‘The Zulu way of doing things’
Harriet Ngubane’s contribution to the anthropology of South Africa helps us to re-consider the diversity of definitions of anthropological identity available to us. Rather than defining a singular contribution, biographical research can clarify the relations between identities and political forces in institutional and individual histories. A Christian Zulu by upbringing, Harriet both personally and intellectually navigated the changing relationship between tradition and social change – leading her to pursue a deeply anthropological set of questions throughout her work.
The idea of development and the distinction between ‘old’ and ‘new’ African society was of continual interest. How would Zulu modes of thought, and social practices change, or stay the same? What was significant about South African social change, and how was it being understood and realised by different groups? Exploring these questions (and more beyond) as a Zulu woman anthropologist, Ngubane bridged multiple geographies, fields of thought, application and enquiry in her career. Like other women of her generation, she pursued applied work both in, and beyond, multiple universities, making a significant contribution to the social and political progress of post-apartheid South Africa, and to the influence of applied anthropological thought.
Ultimately, the liberalism pursued by Ngubane and her peers in South Africa may translate differently in the global north, but it is significant to consider in its own terms. [xx] As an anthropologist, Harriet not only described the ‘Zulu way of doing things’, but proved how and why this mattered.
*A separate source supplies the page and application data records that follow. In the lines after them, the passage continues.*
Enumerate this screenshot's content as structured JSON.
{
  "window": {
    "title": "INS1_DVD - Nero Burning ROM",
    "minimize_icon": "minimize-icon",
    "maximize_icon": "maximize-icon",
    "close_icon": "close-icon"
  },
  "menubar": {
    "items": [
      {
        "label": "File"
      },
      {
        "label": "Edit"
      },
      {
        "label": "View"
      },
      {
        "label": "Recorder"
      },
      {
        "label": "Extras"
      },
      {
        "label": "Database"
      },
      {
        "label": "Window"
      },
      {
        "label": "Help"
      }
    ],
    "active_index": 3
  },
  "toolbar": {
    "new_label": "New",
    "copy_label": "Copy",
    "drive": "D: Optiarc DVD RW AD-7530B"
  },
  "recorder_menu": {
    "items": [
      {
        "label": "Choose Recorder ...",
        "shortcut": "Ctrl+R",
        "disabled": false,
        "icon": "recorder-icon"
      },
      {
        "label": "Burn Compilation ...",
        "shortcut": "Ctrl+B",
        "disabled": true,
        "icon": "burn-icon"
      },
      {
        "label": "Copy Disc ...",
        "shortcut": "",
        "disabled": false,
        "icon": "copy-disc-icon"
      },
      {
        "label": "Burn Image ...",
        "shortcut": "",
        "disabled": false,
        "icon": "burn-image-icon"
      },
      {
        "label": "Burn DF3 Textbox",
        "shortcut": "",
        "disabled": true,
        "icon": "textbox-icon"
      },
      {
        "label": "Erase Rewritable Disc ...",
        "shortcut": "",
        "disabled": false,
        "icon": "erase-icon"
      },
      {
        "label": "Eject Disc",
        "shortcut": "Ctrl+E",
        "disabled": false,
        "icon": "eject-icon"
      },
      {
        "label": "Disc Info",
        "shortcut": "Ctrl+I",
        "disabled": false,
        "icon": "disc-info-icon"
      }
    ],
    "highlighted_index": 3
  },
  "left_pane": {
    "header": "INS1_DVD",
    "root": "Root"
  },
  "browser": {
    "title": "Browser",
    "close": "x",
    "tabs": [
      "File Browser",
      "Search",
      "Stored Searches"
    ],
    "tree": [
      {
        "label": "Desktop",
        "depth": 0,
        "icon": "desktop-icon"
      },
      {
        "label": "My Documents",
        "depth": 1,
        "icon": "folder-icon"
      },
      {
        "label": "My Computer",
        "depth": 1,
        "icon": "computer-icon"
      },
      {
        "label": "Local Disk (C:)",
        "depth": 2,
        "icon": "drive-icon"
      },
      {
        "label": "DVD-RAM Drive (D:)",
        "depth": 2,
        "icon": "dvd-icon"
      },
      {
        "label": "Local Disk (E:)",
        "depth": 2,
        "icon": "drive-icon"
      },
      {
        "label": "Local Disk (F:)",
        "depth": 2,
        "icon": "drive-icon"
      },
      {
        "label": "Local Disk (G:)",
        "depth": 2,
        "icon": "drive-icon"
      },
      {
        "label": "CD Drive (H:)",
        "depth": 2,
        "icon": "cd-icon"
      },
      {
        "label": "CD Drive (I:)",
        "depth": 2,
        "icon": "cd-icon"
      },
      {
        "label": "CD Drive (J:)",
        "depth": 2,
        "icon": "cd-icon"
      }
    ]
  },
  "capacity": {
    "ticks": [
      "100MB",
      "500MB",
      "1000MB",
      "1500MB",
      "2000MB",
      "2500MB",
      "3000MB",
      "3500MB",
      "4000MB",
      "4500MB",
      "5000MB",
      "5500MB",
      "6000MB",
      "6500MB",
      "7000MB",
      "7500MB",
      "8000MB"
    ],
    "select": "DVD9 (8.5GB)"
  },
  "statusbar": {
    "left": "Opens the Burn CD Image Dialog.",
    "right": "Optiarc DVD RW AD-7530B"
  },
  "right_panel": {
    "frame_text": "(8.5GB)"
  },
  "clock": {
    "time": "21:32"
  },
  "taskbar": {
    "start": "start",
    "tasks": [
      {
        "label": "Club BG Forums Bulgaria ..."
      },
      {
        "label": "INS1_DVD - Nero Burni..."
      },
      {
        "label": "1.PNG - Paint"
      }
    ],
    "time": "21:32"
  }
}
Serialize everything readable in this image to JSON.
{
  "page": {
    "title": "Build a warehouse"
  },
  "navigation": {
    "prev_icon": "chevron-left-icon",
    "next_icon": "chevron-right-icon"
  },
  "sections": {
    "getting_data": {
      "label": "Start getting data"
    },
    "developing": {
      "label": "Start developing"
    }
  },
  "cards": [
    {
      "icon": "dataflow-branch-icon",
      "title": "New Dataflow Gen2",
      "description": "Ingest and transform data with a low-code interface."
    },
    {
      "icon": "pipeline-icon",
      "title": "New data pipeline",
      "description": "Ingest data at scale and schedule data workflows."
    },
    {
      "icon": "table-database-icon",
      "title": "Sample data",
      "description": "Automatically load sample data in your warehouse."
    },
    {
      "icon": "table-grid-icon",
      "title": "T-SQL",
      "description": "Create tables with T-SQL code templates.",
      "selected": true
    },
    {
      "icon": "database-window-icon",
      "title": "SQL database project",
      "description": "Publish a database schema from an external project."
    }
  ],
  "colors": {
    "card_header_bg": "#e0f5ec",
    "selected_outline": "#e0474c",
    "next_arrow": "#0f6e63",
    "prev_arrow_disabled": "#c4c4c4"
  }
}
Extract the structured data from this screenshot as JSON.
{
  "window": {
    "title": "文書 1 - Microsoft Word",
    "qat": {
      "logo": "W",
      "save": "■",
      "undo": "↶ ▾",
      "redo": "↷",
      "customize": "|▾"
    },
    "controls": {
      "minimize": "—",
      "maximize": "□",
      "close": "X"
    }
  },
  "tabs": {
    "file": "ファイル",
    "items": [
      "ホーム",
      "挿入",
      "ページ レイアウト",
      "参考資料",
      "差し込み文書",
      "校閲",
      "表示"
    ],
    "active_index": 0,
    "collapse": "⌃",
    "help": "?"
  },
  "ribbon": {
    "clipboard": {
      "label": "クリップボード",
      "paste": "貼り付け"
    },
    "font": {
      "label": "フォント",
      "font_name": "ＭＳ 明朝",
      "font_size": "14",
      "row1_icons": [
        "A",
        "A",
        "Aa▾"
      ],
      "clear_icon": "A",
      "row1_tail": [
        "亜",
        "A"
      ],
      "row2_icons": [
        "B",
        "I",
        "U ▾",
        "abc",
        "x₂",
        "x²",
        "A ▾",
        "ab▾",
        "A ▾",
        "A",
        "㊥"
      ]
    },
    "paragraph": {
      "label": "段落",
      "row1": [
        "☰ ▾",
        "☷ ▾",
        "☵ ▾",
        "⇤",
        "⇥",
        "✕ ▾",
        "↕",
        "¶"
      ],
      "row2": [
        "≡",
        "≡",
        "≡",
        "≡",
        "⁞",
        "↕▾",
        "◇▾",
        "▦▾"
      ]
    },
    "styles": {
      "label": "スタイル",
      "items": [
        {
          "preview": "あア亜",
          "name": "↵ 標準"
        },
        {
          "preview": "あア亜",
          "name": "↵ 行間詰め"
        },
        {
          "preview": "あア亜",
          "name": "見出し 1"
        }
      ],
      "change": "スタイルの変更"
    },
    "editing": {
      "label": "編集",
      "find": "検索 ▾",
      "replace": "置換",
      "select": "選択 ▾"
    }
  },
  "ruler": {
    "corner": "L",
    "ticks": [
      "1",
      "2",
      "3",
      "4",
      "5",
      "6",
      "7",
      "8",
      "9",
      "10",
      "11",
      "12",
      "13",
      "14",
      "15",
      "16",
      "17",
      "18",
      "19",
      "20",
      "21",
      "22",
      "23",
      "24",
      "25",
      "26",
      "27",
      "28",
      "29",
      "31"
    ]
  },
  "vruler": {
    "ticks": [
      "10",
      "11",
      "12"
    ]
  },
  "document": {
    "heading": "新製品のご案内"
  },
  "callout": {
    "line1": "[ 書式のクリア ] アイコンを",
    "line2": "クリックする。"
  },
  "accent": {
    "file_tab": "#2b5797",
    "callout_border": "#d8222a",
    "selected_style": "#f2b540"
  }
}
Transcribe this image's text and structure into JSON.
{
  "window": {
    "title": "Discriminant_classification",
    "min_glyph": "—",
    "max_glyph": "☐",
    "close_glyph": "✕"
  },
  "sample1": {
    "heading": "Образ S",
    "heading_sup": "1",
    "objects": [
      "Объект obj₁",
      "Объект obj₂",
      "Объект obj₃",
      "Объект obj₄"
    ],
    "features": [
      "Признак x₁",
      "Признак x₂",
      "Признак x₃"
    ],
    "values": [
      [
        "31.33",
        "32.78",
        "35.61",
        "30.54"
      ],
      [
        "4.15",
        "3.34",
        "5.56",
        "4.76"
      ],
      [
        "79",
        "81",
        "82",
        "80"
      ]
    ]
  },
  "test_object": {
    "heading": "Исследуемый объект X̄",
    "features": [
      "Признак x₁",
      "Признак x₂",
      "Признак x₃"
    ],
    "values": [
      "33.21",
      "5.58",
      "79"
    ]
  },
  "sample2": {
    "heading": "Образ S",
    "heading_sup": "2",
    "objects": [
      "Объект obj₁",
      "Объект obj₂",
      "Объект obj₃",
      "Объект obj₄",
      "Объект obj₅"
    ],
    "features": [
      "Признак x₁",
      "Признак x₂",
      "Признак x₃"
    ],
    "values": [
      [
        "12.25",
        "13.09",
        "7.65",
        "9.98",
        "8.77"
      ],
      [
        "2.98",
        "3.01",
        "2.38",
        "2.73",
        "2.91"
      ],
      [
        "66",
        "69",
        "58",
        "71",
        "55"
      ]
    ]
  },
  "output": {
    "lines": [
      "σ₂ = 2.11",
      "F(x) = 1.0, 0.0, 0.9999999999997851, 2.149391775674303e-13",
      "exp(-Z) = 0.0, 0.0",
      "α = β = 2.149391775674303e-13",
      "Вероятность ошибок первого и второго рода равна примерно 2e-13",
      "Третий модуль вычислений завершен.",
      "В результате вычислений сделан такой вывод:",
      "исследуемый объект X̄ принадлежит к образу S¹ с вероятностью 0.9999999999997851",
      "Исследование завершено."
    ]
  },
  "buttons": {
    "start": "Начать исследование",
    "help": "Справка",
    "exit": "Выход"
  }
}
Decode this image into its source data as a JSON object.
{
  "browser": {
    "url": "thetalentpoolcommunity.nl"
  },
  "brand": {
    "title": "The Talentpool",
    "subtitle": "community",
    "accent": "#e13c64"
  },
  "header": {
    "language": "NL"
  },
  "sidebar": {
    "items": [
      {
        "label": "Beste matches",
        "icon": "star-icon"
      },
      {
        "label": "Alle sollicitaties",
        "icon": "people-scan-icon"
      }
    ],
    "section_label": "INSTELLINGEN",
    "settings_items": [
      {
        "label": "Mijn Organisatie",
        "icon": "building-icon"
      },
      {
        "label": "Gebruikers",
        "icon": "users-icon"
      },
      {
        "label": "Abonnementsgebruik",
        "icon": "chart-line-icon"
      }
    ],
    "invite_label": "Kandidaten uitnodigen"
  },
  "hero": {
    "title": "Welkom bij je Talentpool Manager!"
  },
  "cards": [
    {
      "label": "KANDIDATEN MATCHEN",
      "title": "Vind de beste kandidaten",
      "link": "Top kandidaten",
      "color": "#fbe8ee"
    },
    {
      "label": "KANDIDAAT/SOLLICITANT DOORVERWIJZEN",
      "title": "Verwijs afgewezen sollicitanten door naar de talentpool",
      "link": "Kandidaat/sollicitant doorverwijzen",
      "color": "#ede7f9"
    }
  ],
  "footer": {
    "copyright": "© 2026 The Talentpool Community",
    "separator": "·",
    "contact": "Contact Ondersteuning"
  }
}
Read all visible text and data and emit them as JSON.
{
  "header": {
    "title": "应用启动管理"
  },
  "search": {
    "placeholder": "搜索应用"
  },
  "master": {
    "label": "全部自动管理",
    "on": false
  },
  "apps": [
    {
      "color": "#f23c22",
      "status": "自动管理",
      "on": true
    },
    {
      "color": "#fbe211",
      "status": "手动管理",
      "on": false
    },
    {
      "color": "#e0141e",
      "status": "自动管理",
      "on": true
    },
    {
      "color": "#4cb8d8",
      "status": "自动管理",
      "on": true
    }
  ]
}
She sustained a strong conviction that it was social beliefs and practices - the ways of organising society with the aim of achieving a desired social, spiritual or biological outcome - that were, in Ngubane’s words, is ‘what life is all about’. [xxi]
Anna Geatrell studied the MSc Social Anthropology at the School of Anthropology and Museum Ethnography in 2021, and Human Geography at the LSE. She currently works on ethnographic social and market research for Ipsos UK.